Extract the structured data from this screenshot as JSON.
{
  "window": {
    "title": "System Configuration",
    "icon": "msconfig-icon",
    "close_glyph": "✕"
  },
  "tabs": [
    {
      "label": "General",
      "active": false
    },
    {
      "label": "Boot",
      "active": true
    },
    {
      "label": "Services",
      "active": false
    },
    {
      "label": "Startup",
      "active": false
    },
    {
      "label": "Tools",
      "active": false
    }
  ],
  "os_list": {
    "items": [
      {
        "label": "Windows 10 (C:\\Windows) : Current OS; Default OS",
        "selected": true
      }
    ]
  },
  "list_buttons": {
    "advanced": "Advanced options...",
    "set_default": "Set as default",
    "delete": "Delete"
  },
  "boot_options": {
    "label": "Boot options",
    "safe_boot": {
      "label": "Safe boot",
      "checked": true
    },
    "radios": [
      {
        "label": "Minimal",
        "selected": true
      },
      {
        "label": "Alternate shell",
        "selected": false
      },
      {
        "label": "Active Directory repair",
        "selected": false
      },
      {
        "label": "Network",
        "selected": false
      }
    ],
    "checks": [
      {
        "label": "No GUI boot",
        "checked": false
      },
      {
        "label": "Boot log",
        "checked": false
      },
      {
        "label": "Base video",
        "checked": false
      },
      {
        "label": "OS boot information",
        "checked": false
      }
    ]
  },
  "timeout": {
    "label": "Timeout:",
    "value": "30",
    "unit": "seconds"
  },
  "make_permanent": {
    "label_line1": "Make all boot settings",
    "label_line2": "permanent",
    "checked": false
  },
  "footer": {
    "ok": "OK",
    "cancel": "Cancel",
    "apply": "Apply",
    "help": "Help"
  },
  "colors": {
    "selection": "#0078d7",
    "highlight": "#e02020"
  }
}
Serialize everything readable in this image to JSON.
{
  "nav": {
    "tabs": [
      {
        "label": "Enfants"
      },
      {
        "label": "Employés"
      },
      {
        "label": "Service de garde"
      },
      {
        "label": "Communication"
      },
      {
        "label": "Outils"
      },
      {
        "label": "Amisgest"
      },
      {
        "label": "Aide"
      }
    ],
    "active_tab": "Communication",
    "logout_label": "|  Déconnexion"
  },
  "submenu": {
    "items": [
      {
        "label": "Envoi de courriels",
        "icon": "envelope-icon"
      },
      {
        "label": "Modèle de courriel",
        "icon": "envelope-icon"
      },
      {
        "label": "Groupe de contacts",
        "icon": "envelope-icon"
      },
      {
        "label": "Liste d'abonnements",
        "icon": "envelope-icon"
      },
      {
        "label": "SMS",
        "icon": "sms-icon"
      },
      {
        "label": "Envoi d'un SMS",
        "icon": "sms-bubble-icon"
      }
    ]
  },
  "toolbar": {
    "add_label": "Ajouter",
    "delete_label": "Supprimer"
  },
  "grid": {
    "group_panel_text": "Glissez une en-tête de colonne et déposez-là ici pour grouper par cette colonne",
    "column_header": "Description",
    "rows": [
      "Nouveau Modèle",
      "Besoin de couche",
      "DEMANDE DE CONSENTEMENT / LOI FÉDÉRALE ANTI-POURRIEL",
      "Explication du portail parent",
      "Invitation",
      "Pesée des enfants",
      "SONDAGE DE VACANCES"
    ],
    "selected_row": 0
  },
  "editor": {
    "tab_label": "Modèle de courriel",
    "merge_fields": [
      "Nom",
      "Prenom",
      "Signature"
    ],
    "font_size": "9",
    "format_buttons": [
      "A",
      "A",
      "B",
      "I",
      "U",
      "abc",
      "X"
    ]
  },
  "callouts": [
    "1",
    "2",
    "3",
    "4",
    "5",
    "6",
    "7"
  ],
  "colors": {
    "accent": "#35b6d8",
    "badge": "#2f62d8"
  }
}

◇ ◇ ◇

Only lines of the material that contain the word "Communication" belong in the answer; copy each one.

WORKED SOLUTION ▸
        "label": "Communication"
    "active_tab": "Communication",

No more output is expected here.